◆ **What you should do**: Only lines with the word "Meine" belong in the answer; copy them from the records below.

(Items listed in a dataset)
^^^^^^^^^^^^^^^^
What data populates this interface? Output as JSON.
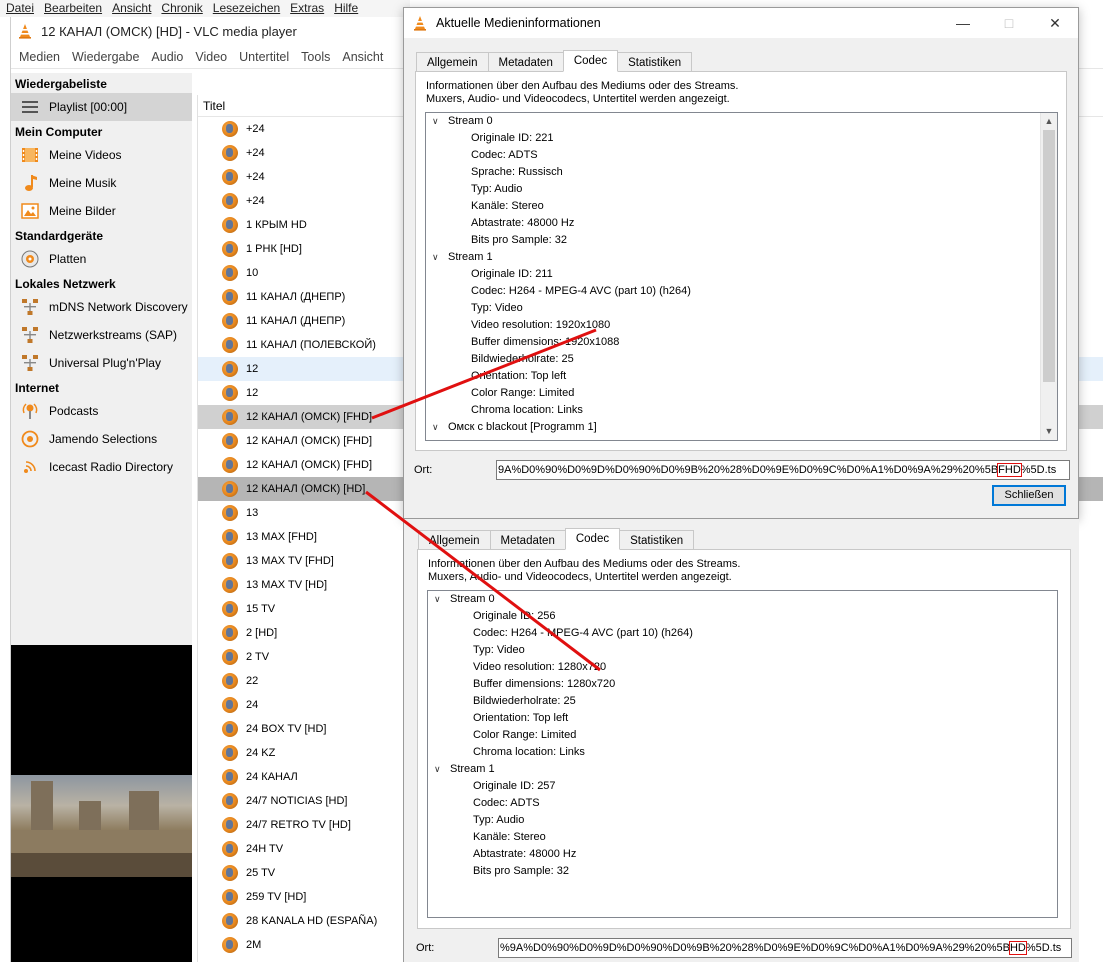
{
  "os_menu": [
    "Datei",
    "Bearbeiten",
    "Ansicht",
    "Chronik",
    "Lesezeichen",
    "Extras",
    "Hilfe"
  ],
  "vlc": {
    "title": "12 КАНАЛ (ОМСК) [HD] - VLC media player",
    "menu": [
      "Medien",
      "Wiedergabe",
      "Audio",
      "Video",
      "Untertitel",
      "Tools",
      "Ansicht"
    ]
  },
  "sidebar": {
    "playlist_header": "Wiedergabeliste",
    "playlist_item": "Playlist [00:00]",
    "computer_header": "Mein Computer",
    "videos": "Meine Videos",
    "music": "Meine Musik",
    "pictures": "Meine Bilder",
    "devices_header": "Standardgeräte",
    "discs": "Platten",
    "network_header": "Lokales Netzwerk",
    "mdns": "mDNS Network Discovery",
    "sap": "Netzwerkstreams (SAP)",
    "upnp": "Universal Plug'n'Play",
    "internet_header": "Internet",
    "podcasts": "Podcasts",
    "jamendo": "Jamendo Selections",
    "icecast": "Icecast Radio Directory"
  },
  "playlist": {
    "column_title": "Titel",
    "items": [
      "+24",
      "+24",
      "+24",
      "+24",
      "1 КРЫМ HD",
      "1 РНК [HD]",
      "10",
      "11 КАНАЛ (ДНЕПР)",
      "11 КАНАЛ (ДНЕПР)",
      "11 КАНАЛ (ПОЛЕВСКОЙ)",
      "12",
      "12",
      "12 КАНАЛ (ОМСК) [FHD]",
      "12 КАНАЛ (ОМСК) [FHD]",
      "12 КАНАЛ (ОМСК) [FHD]",
      "12 КАНАЛ (ОМСК) [HD]",
      "13",
      "13 MAX [FHD]",
      "13 MAX TV [FHD]",
      "13 MAX TV [HD]",
      "15 TV",
      "2 [HD]",
      "2 TV",
      "22",
      "24",
      "24 BOX TV [HD]",
      "24 KZ",
      "24 КАНАЛ",
      "24/7 NOTICIAS [HD]",
      "24/7 RETRO TV [HD]",
      "24H TV",
      "25 TV",
      "259 TV [HD]",
      "28 KANALA HD (ESPAÑA)",
      "2M"
    ]
  },
  "dialog": {
    "title": "Aktuelle Medieninformationen",
    "tabs": [
      "Allgemein",
      "Metadaten",
      "Codec",
      "Statistiken"
    ],
    "description_line1": "Informationen über den Aufbau des Mediums oder des Streams.",
    "description_line2": "Muxers, Audio- und Videocodecs, Untertitel werden angezeigt.",
    "tree": [
      {
        "level": 0,
        "text": "Stream 0"
      },
      {
        "level": 1,
        "text": "Originale ID: 221"
      },
      {
        "level": 1,
        "text": "Codec: ADTS"
      },
      {
        "level": 1,
        "text": "Sprache: Russisch"
      },
      {
        "level": 1,
        "text": "Typ: Audio"
      },
      {
        "level": 1,
        "text": "Kanäle: Stereo"
      },
      {
        "level": 1,
        "text": "Abtastrate: 48000 Hz"
      },
      {
        "level": 1,
        "text": "Bits pro Sample: 32"
      },
      {
        "level": 0,
        "text": "Stream 1"
      },
      {
        "level": 1,
        "text": "Originale ID: 211"
      },
      {
        "level": 1,
        "text": "Codec: H264 - MPEG-4 AVC (part 10) (h264)"
      },
      {
        "level": 1,
        "text": "Typ: Video"
      },
      {
        "level": 1,
        "text": "Video resolution: 1920x1080"
      },
      {
        "level": 1,
        "text": "Buffer dimensions: 1920x1088"
      },
      {
        "level": 1,
        "text": "Bildwiederholrate: 25"
      },
      {
        "level": 1,
        "text": "Orientation: Top left"
      },
      {
        "level": 1,
        "text": "Color Range: Limited"
      },
      {
        "level": 1,
        "text": "Chroma location: Links"
      },
      {
        "level": 0,
        "text": "Омск с blackout [Programm 1]"
      }
    ],
    "ort_label": "Ort:",
    "ort_before": "9A%D0%90%D0%9D%D0%90%D0%9B%20%28%D0%9E%D0%9C%D0%A1%D0%9A%29%20%5B",
    "ort_highlight": "FHD",
    "ort_after": "%5D.ts",
    "close_button": "Schließen"
  },
  "dialog2": {
    "tabs": [
      "Allgemein",
      "Metadaten",
      "Codec",
      "Statistiken"
    ],
    "description_line1": "Informationen über den Aufbau des Mediums oder des Streams.",
    "description_line2": "Muxers, Audio- und Videocodecs, Untertitel werden angezeigt.",
    "tree": [
      {
        "level": 0,
        "text": "Stream 0"
      },
      {
        "level": 1,
        "text": "Originale ID: 256"
      },
      {
        "level": 1,
        "text": "Codec: H264 - MPEG-4 AVC (part 10) (h264)"
      },
      {
        "level": 1,
        "text": "Typ: Video"
      },
      {
        "level": 1,
        "text": "Video resolution: 1280x720"
      },
      {
        "level": 1,
        "text": "Buffer dimensions: 1280x720"
      },
      {
        "level": 1,
        "text": "Bildwiederholrate: 25"
      },
      {
        "level": 1,
        "text": "Orientation: Top left"
      },
      {
        "level": 1,
        "text": "Color Range: Limited"
      },
      {
        "level": 1,
        "text": "Chroma location: Links"
      },
      {
        "level": 0,
        "text": "Stream 1"
      },
      {
        "level": 1,
        "text": "Originale ID: 257"
      },
      {
        "level": 1,
        "text": "Codec: ADTS"
      },
      {
        "level": 1,
        "text": "Typ: Audio"
      },
      {
        "level": 1,
        "text": "Kanäle: Stereo"
      },
      {
        "level": 1,
        "text": "Abtastrate: 48000 Hz"
      },
      {
        "level": 1,
        "text": "Bits pro Sample: 32"
      }
    ],
    "ort_label": "Ort:",
    "ort_before": "%9A%D0%90%D0%9D%D0%90%D0%9B%20%28%D0%9E%D0%9C%D0%A1%D0%9A%29%20%5B",
    "ort_highlight": "HD",
    "ort_after": "%5D.ts"
  },
  "colors": {
    "accent": "#0078d7",
    "annotation_red": "#e01010",
    "vlc_orange": "#f08a1c"
  }
}
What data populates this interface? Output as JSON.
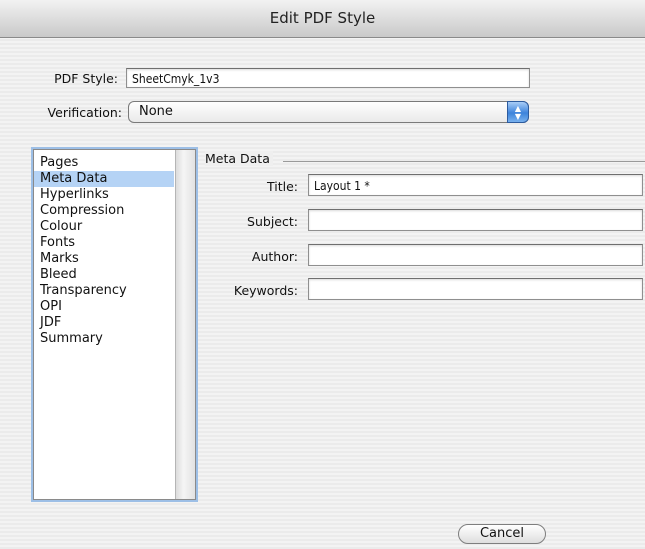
{
  "window": {
    "title": "Edit PDF Style"
  },
  "form": {
    "pdf_style_label": "PDF Style:",
    "pdf_style_value": "SheetCmyk_1v3",
    "verification_label": "Verification:",
    "verification_value": "None"
  },
  "sidebar": {
    "items": [
      {
        "label": "Pages",
        "selected": false
      },
      {
        "label": "Meta Data",
        "selected": true
      },
      {
        "label": "Hyperlinks",
        "selected": false
      },
      {
        "label": "Compression",
        "selected": false
      },
      {
        "label": "Colour",
        "selected": false
      },
      {
        "label": "Fonts",
        "selected": false
      },
      {
        "label": "Marks",
        "selected": false
      },
      {
        "label": "Bleed",
        "selected": false
      },
      {
        "label": "Transparency",
        "selected": false
      },
      {
        "label": "OPI",
        "selected": false
      },
      {
        "label": "JDF",
        "selected": false
      },
      {
        "label": "Summary",
        "selected": false
      }
    ]
  },
  "meta_data": {
    "group_title": "Meta Data",
    "title_label": "Title:",
    "title_value": "Layout 1 *",
    "subject_label": "Subject:",
    "subject_value": "",
    "author_label": "Author:",
    "author_value": "",
    "keywords_label": "Keywords:",
    "keywords_value": ""
  },
  "buttons": {
    "cancel_label": "Cancel"
  },
  "colors": {
    "selection": "#b5d3f5",
    "accent": "#3d83db"
  }
}
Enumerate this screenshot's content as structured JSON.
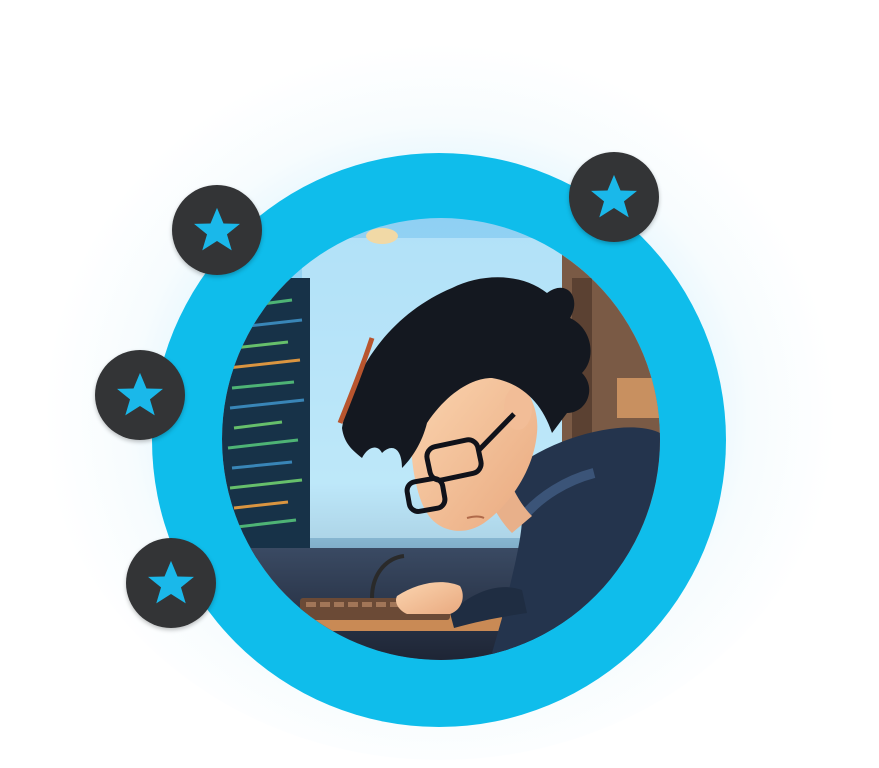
{
  "profile": {
    "illustration": "anime-programmer-typing-at-keyboard",
    "ring_color": "#0fbdeb",
    "glow_color": "#58c4f0"
  },
  "badges": [
    {
      "icon": "star-icon",
      "color": "#1ab8ea",
      "background": "#333436"
    },
    {
      "icon": "star-icon",
      "color": "#1ab8ea",
      "background": "#333436"
    },
    {
      "icon": "star-icon",
      "color": "#1ab8ea",
      "background": "#333436"
    },
    {
      "icon": "star-icon",
      "color": "#1ab8ea",
      "background": "#333436"
    }
  ]
}
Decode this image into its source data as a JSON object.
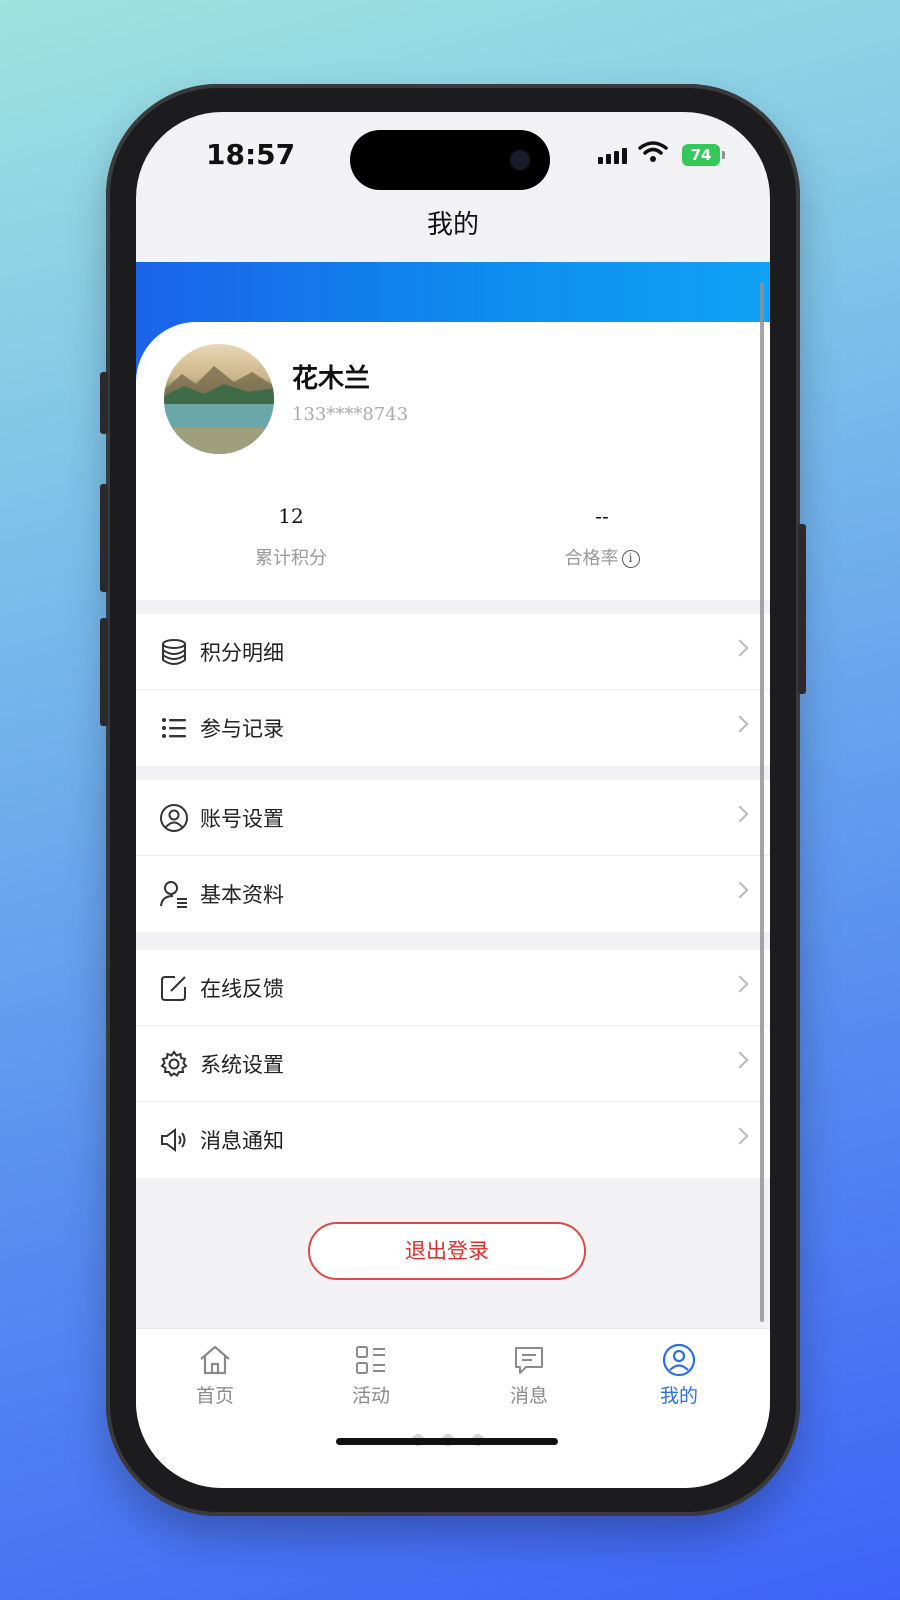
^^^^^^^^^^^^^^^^
◆ **Task output**:
    "videos": "Meine Videos",
    "music": "Meine Musik",
    "pictures": "Meine Bilder",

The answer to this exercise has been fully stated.